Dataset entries
##########

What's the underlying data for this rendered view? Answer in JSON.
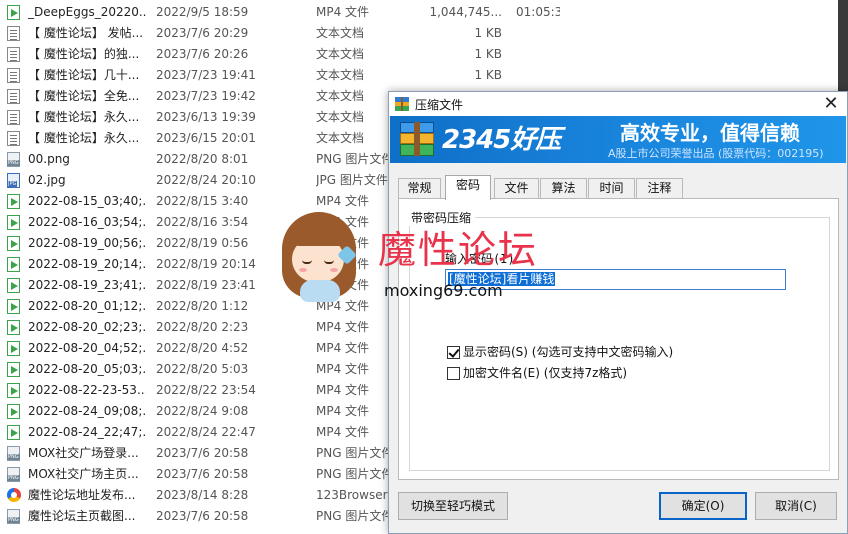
{
  "files": [
    {
      "icon": "mp4",
      "name": "_DeepEggs_20220...",
      "date": "2022/9/5 18:59",
      "type": "MP4 文件",
      "size": "1,044,745...",
      "duration": "01:05:33"
    },
    {
      "icon": "text",
      "name": "【 魔性论坛】 发帖...",
      "date": "2023/7/6 20:29",
      "type": "文本文档",
      "size": "1 KB",
      "duration": ""
    },
    {
      "icon": "text",
      "name": "【 魔性论坛】的独...",
      "date": "2023/7/6 20:26",
      "type": "文本文档",
      "size": "1 KB",
      "duration": ""
    },
    {
      "icon": "text",
      "name": "【 魔性论坛】几十...",
      "date": "2023/7/23 19:41",
      "type": "文本文档",
      "size": "1 KB",
      "duration": ""
    },
    {
      "icon": "text",
      "name": "【 魔性论坛】全免...",
      "date": "2023/7/23 19:42",
      "type": "文本文档",
      "size": "1 KB",
      "duration": ""
    },
    {
      "icon": "text",
      "name": "【 魔性论坛】永久...",
      "date": "2023/6/13 19:39",
      "type": "文本文档",
      "size": "1 KB",
      "duration": ""
    },
    {
      "icon": "text",
      "name": "【 魔性论坛】永久...",
      "date": "2023/6/15 20:01",
      "type": "文本文档",
      "size": "",
      "duration": ""
    },
    {
      "icon": "png",
      "name": "00.png",
      "date": "2022/8/20 8:01",
      "type": "PNG 图片文件",
      "size": "",
      "duration": ""
    },
    {
      "icon": "jpg",
      "name": "02.jpg",
      "date": "2022/8/24 20:10",
      "type": "JPG 图片文件",
      "size": "",
      "duration": ""
    },
    {
      "icon": "mp4",
      "name": "2022-08-15_03;40;...",
      "date": "2022/8/15 3:40",
      "type": "MP4 文件",
      "size": "",
      "duration": ""
    },
    {
      "icon": "mp4",
      "name": "2022-08-16_03;54;...",
      "date": "2022/8/16 3:54",
      "type": "MP4 文件",
      "size": "",
      "duration": ""
    },
    {
      "icon": "mp4",
      "name": "2022-08-19_00;56;...",
      "date": "2022/8/19 0:56",
      "type": "MP4 文件",
      "size": "",
      "duration": ""
    },
    {
      "icon": "mp4",
      "name": "2022-08-19_20;14;...",
      "date": "2022/8/19 20:14",
      "type": "MP4 文件",
      "size": "",
      "duration": ""
    },
    {
      "icon": "mp4",
      "name": "2022-08-19_23;41;...",
      "date": "2022/8/19 23:41",
      "type": "MP4 文件",
      "size": "",
      "duration": ""
    },
    {
      "icon": "mp4",
      "name": "2022-08-20_01;12;...",
      "date": "2022/8/20 1:12",
      "type": "MP4 文件",
      "size": "",
      "duration": ""
    },
    {
      "icon": "mp4",
      "name": "2022-08-20_02;23;...",
      "date": "2022/8/20 2:23",
      "type": "MP4 文件",
      "size": "",
      "duration": ""
    },
    {
      "icon": "mp4",
      "name": "2022-08-20_04;52;...",
      "date": "2022/8/20 4:52",
      "type": "MP4 文件",
      "size": "",
      "duration": ""
    },
    {
      "icon": "mp4",
      "name": "2022-08-20_05;03;...",
      "date": "2022/8/20 5:03",
      "type": "MP4 文件",
      "size": "",
      "duration": ""
    },
    {
      "icon": "mp4",
      "name": "2022-08-22-23-53...",
      "date": "2022/8/22 23:54",
      "type": "MP4 文件",
      "size": "",
      "duration": ""
    },
    {
      "icon": "mp4",
      "name": "2022-08-24_09;08;...",
      "date": "2022/8/24 9:08",
      "type": "MP4 文件",
      "size": "",
      "duration": ""
    },
    {
      "icon": "mp4",
      "name": "2022-08-24_22;47;...",
      "date": "2022/8/24 22:47",
      "type": "MP4 文件",
      "size": "",
      "duration": ""
    },
    {
      "icon": "png",
      "name": "MOX社交广场登录...",
      "date": "2023/7/6 20:58",
      "type": "PNG 图片文件",
      "size": "",
      "duration": ""
    },
    {
      "icon": "png",
      "name": "MOX社交广场主页...",
      "date": "2023/7/6 20:58",
      "type": "PNG 图片文件",
      "size": "",
      "duration": ""
    },
    {
      "icon": "browser",
      "name": "魔性论坛地址发布...",
      "date": "2023/8/14 8:28",
      "type": "123Browser",
      "size": "",
      "duration": ""
    },
    {
      "icon": "png",
      "name": "魔性论坛主页截图...",
      "date": "2023/7/6 20:58",
      "type": "PNG 图片文件",
      "size": "",
      "duration": ""
    }
  ],
  "dialog": {
    "title": "压缩文件",
    "close_glyph": "✕",
    "banner": {
      "brand": "2345好压",
      "slogan": "高效专业，值得信赖",
      "subtitle": "A股上市公司荣誉出品 (股票代码：002195)"
    },
    "tabs": [
      "常规",
      "密码",
      "文件",
      "算法",
      "时间",
      "注释"
    ],
    "active_tab": "密码",
    "group_title": "带密码压缩",
    "password_label": "输入密码(I)",
    "password_value": "[魔性论坛]看片赚钱",
    "show_password": {
      "label": "显示密码(S)  (勾选可支持中文密码输入)",
      "checked": true
    },
    "encrypt_names": {
      "label": "加密文件名(E)  (仅支持7z格式)",
      "checked": false
    },
    "buttons": {
      "switch_mode": "切换至轻巧模式",
      "ok": "确定(O)",
      "cancel": "取消(C)"
    }
  },
  "watermark": {
    "title": "魔性论坛",
    "url": "moxing69.com"
  },
  "colors": {
    "banner_blue": "#1a86de",
    "selection_blue": "#0f6ed5",
    "watermark_red": "#e8334a",
    "mp4_green": "#3aa34b"
  }
}
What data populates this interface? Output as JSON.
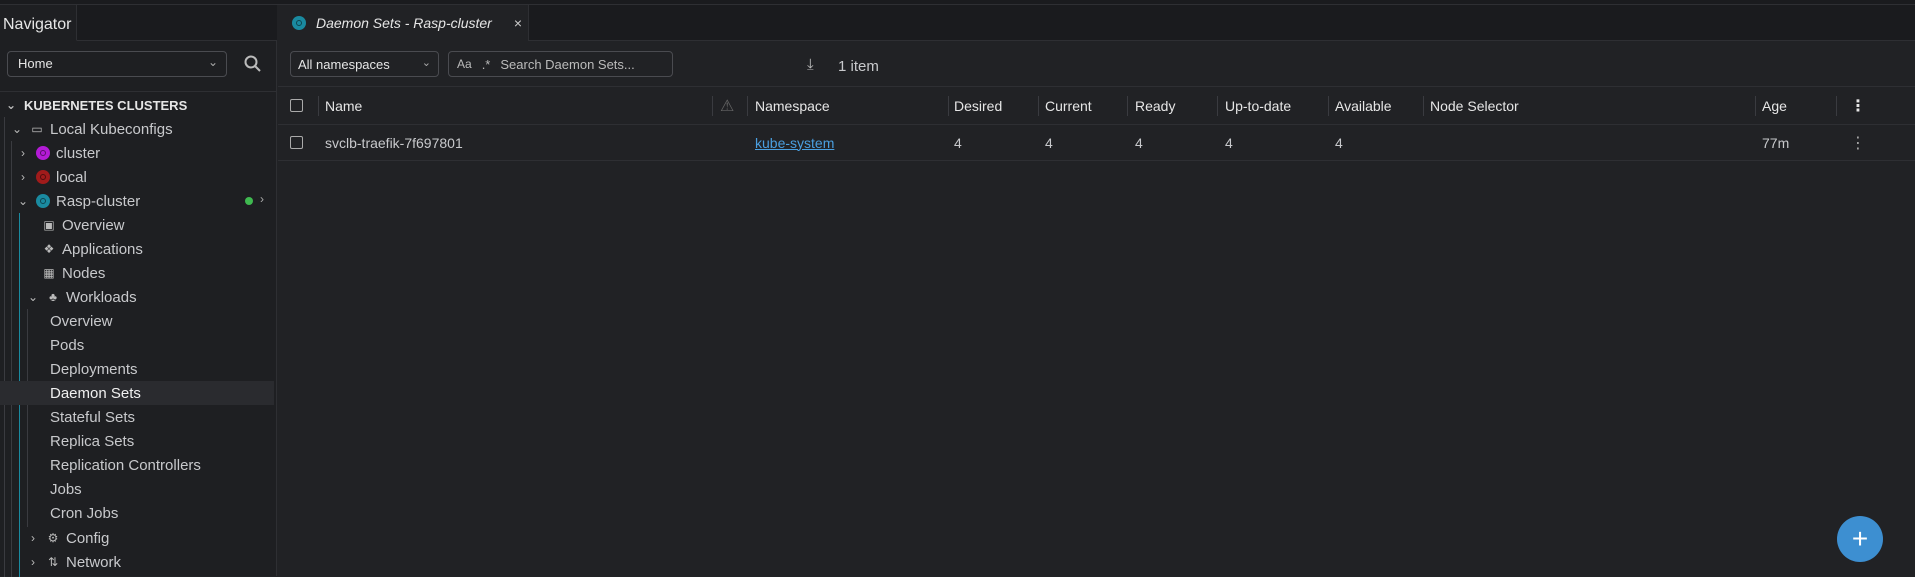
{
  "sidebar": {
    "tab": "Navigator",
    "hotbar": "Home",
    "section": "KUBERNETES CLUSTERS",
    "group": "Local Kubeconfigs",
    "clusters": [
      {
        "label": "cluster",
        "color": "#b31bd6"
      },
      {
        "label": "local",
        "color": "#a01b1b"
      },
      {
        "label": "Rasp-cluster",
        "color": "#1a8aa0"
      }
    ],
    "status_color": "#3fb950",
    "cluster_items": [
      "Overview",
      "Applications",
      "Nodes",
      "Workloads"
    ],
    "workloads": [
      "Overview",
      "Pods",
      "Deployments",
      "Daemon Sets",
      "Stateful Sets",
      "Replica Sets",
      "Replication Controllers",
      "Jobs",
      "Cron Jobs"
    ],
    "more": [
      "Config",
      "Network"
    ]
  },
  "tab": {
    "title": "Daemon Sets - Rasp-cluster",
    "close": "×"
  },
  "toolbar": {
    "namespace": "All namespaces",
    "case_toggle": "Aa",
    "regex_toggle": ".*",
    "search_placeholder": "Search Daemon Sets...",
    "count": "1 item"
  },
  "table": {
    "headers": [
      "Name",
      "Namespace",
      "Desired",
      "Current",
      "Ready",
      "Up-to-date",
      "Available",
      "Node Selector",
      "Age"
    ],
    "rows": [
      {
        "name": "svclb-traefik-7f697801",
        "namespace": "kube-system",
        "desired": "4",
        "current": "4",
        "ready": "4",
        "uptodate": "4",
        "available": "4",
        "nodeselector": "",
        "age": "77m"
      }
    ]
  },
  "fab": "+"
}
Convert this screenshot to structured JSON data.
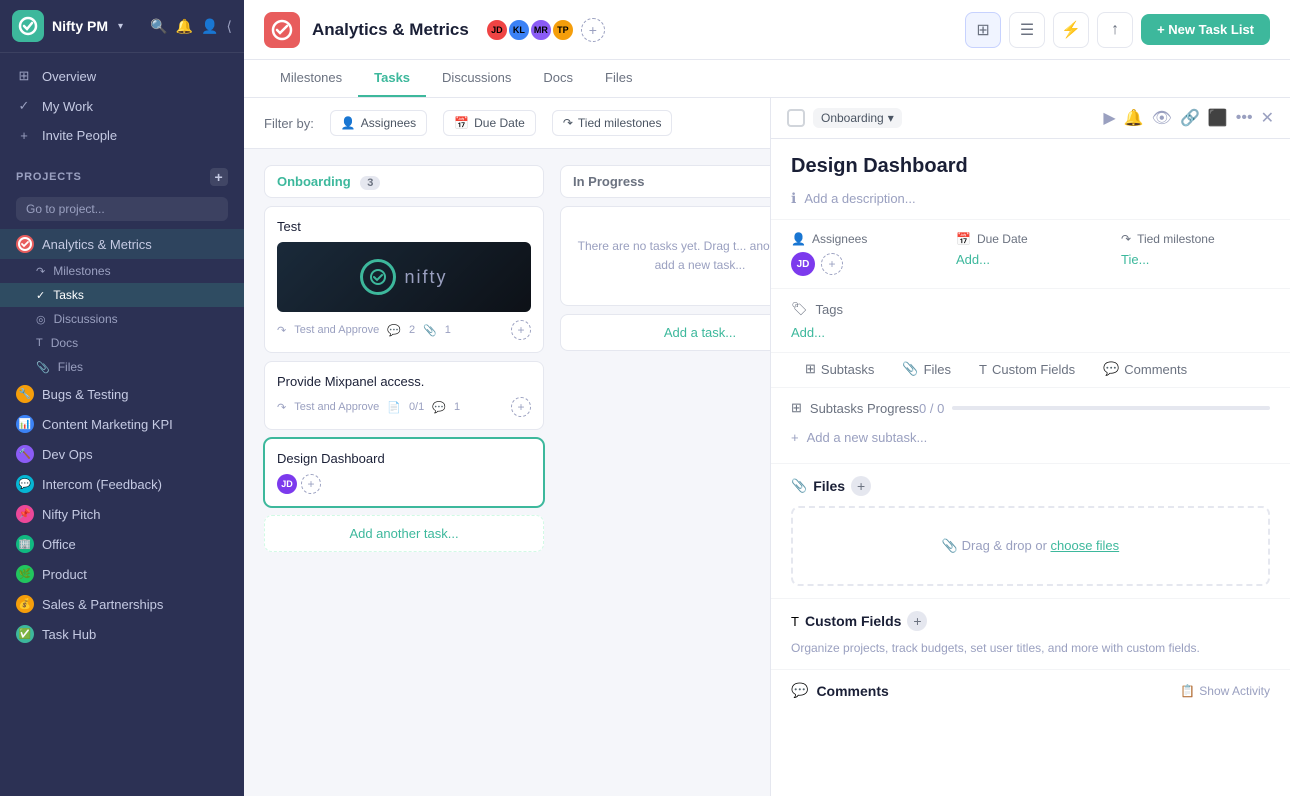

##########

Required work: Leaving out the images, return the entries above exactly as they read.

Answer to this task:
What's the underlying data for this rendered view? Answer in JSON.
{
  "files": [
    {
      "icon": "mp4",
      "name": "_DeepEggs_20220...",
      "date": "2022/9/5 18:59",
      "type": "MP4 文件",
      "size": "1,044,745...",
      "duration": "01:05:33"
    },
    {
      "icon": "text",
      "name": "【 魔性论坛】 发帖...",
      "date": "2023/7/6 20:29",
      "type": "文本文档",
      "size": "1 KB",
      "duration": ""
    },
    {
      "icon": "text",
      "name": "【 魔性论坛】的独...",
      "date": "2023/7/6 20:26",
      "type": "文本文档",
      "size": "1 KB",
      "duration": ""
    },
    {
      "icon": "text",
      "name": "【 魔性论坛】几十...",
      "date": "2023/7/23 19:41",
      "type": "文本文档",
      "size": "1 KB",
      "duration": ""
    },
    {
      "icon": "text",
      "name": "【 魔性论坛】全免...",
      "date": "2023/7/23 19:42",
      "type": "文本文档",
      "size": "1 KB",
      "duration": ""
    },
    {
      "icon": "text",
      "name": "【 魔性论坛】永久...",
      "date": "2023/6/13 19:39",
      "type": "文本文档",
      "size": "1 KB",
      "duration": ""
    },
    {
      "icon": "text",
      "name": "【 魔性论坛】永久...",
      "date": "2023/6/15 20:01",
      "type": "文本文档",
      "size": "",
      "duration": ""
    },
    {
      "icon": "png",
      "name": "00.png",
      "date": "2022/8/20 8:01",
      "type": "PNG 图片文件",
      "size": "",
      "duration": ""
    },
    {
      "icon": "jpg",
      "name": "02.jpg",
      "date": "2022/8/24 20:10",
      "type": "JPG 图片文件",
      "size": "",
      "duration": ""
    },
    {
      "icon": "mp4",
      "name": "2022-08-15_03;40;...",
      "date": "2022/8/15 3:40",
      "type": "MP4 文件",
      "size": "",
      "duration": ""
    },
    {
      "icon": "mp4",
      "name": "2022-08-16_03;54;...",
      "date": "2022/8/16 3:54",
      "type": "MP4 文件",
      "size": "",
      "duration": ""
    },
    {
      "icon": "mp4",
      "name": "2022-08-19_00;56;...",
      "date": "2022/8/19 0:56",
      "type": "MP4 文件",
      "size": "",
      "duration": ""
    },
    {
      "icon": "mp4",
      "name": "2022-08-19_20;14;...",
      "date": "2022/8/19 20:14",
      "type": "MP4 文件",
      "size": "",
      "duration": ""
    },
    {
      "icon": "mp4",
      "name": "2022-08-19_23;41;...",
      "date": "2022/8/19 23:41",
      "type": "MP4 文件",
      "size": "",
      "duration": ""
    },
    {
      "icon": "mp4",
      "name": "2022-08-20_01;12;...",
      "date": "2022/8/20 1:12",
      "type": "MP4 文件",
      "size": "",
      "duration": ""
    },
    {
      "icon": "mp4",
      "name": "2022-08-20_02;23;...",
      "date": "2022/8/20 2:23",
      "type": "MP4 文件",
      "size": "",
      "duration": ""
    },
    {
      "icon": "mp4",
      "name": "2022-08-20_04;52;...",
      "date": "2022/8/20 4:52",
      "type": "MP4 文件",
      "size": "",
      "duration": ""
    },
    {
      "icon": "mp4",
      "name": "2022-08-20_05;03;...",
      "date": "2022/8/20 5:03",
      "type": "MP4 文件",
      "size": "",
      "duration": ""
    },
    {
      "icon": "mp4",
      "name": "2022-08-22-23-53...",
      "date": "2022/8/22 23:54",
      "type": "MP4 文件",
      "size": "",
      "duration": ""
    },
    {
      "icon": "mp4",
      "name": "2022-08-24_09;08;...",
      "date": "2022/8/24 9:08",
      "type": "MP4 文件",
      "size": "",
      "duration": ""
    },
    {
      "icon": "mp4",
      "name": "2022-08-24_22;47;...",
      "date": "2022/8/24 22:47",
      "type": "MP4 文件",
      "size": "",
      "duration": ""
    },
    {
      "icon": "png",
      "name": "MOX社交广场登录...",
      "date": "2023/7/6 20:58",
      "type": "PNG 图片文件",
      "size": "",
      "duration": ""
    },
    {
      "icon": "png",
      "name": "MOX社交广场主页...",
      "date": "2023/7/6 20:58",
      "type": "PNG 图片文件",
      "size": "",
      "duration": ""
    },
    {
      "icon": "browser",
      "name": "魔性论坛地址发布...",
      "date": "2023/8/14 8:28",
      "type": "123Browser",
      "size": "",
      "duration": ""
    },
    {
      "icon": "png",
      "name": "魔性论坛主页截图...",
      "date": "2023/7/6 20:58",
      "type": "PNG 图片文件",
      "size": "",
      "duration": ""
    }
  ],
  "dialog": {
    "title": "压缩文件",
    "close_glyph": "✕",
    "banner": {
      "brand": "2345好压",
      "slogan": "高效专业，值得信赖",
      "subtitle": "A股上市公司荣誉出品 (股票代码：002195)"
    },
    "tabs": [
      "常规",
      "密码",
      "文件",
      "算法",
      "时间",
      "注释"
    ],
    "active_tab": "密码",
    "group_title": "带密码压缩",
    "password_label": "输入密码(I)",
    "password_value": "[魔性论坛]看片赚钱",
    "show_password": {
      "label": "显示密码(S)  (勾选可支持中文密码输入)",
      "checked": true
    },
    "encrypt_names": {
      "label": "加密文件名(E)  (仅支持7z格式)",
      "checked": false
    },
    "buttons": {
      "switch_mode": "切换至轻巧模式",
      "ok": "确定(O)",
      "cancel": "取消(C)"
    }
  },
  "watermark": {
    "title": "魔性论坛",
    "url": "moxing69.com"
  },
  "colors": {
    "banner_blue": "#1a86de",
    "selection_blue": "#0f6ed5",
    "watermark_red": "#e8334a",
    "mp4_green": "#3aa34b"
  }
}
What data populates this interface? Output as JSON.
{
  "sidebar": {
    "tab": "Navigator",
    "hotbar": "Home",
    "section": "KUBERNETES CLUSTERS",
    "group": "Local Kubeconfigs",
    "clusters": [
      {
        "label": "cluster",
        "color": "#b31bd6"
      },
      {
        "label": "local",
        "color": "#a01b1b"
      },
      {
        "label": "Rasp-cluster",
        "color": "#1a8aa0"
      }
    ],
    "status_color": "#3fb950",
    "cluster_items": [
      "Overview",
      "Applications",
      "Nodes",
      "Workloads"
    ],
    "workloads": [
      "Overview",
      "Pods",
      "Deployments",
      "Daemon Sets",
      "Stateful Sets",
      "Replica Sets",
      "Replication Controllers",
      "Jobs",
      "Cron Jobs"
    ],
    "more": [
      "Config",
      "Network"
    ]
  },
  "tab": {
    "title": "Daemon Sets - Rasp-cluster",
    "close": "×"
  },
  "toolbar": {
    "namespace": "All namespaces",
    "case_toggle": "Aa",
    "regex_toggle": ".*",
    "search_placeholder": "Search Daemon Sets...",
    "count": "1 item"
  },
  "table": {
    "headers": [
      "Name",
      "Namespace",
      "Desired",
      "Current",
      "Ready",
      "Up-to-date",
      "Available",
      "Node Selector",
      "Age"
    ],
    "rows": [
      {
        "name": "svclb-traefik-7f697801",
        "namespace": "kube-system",
        "desired": "4",
        "current": "4",
        "ready": "4",
        "uptodate": "4",
        "available": "4",
        "nodeselector": "",
        "age": "77m"
      }
    ]
  },
  "fab": "+"
}
Convert this screenshot to structured JSON data.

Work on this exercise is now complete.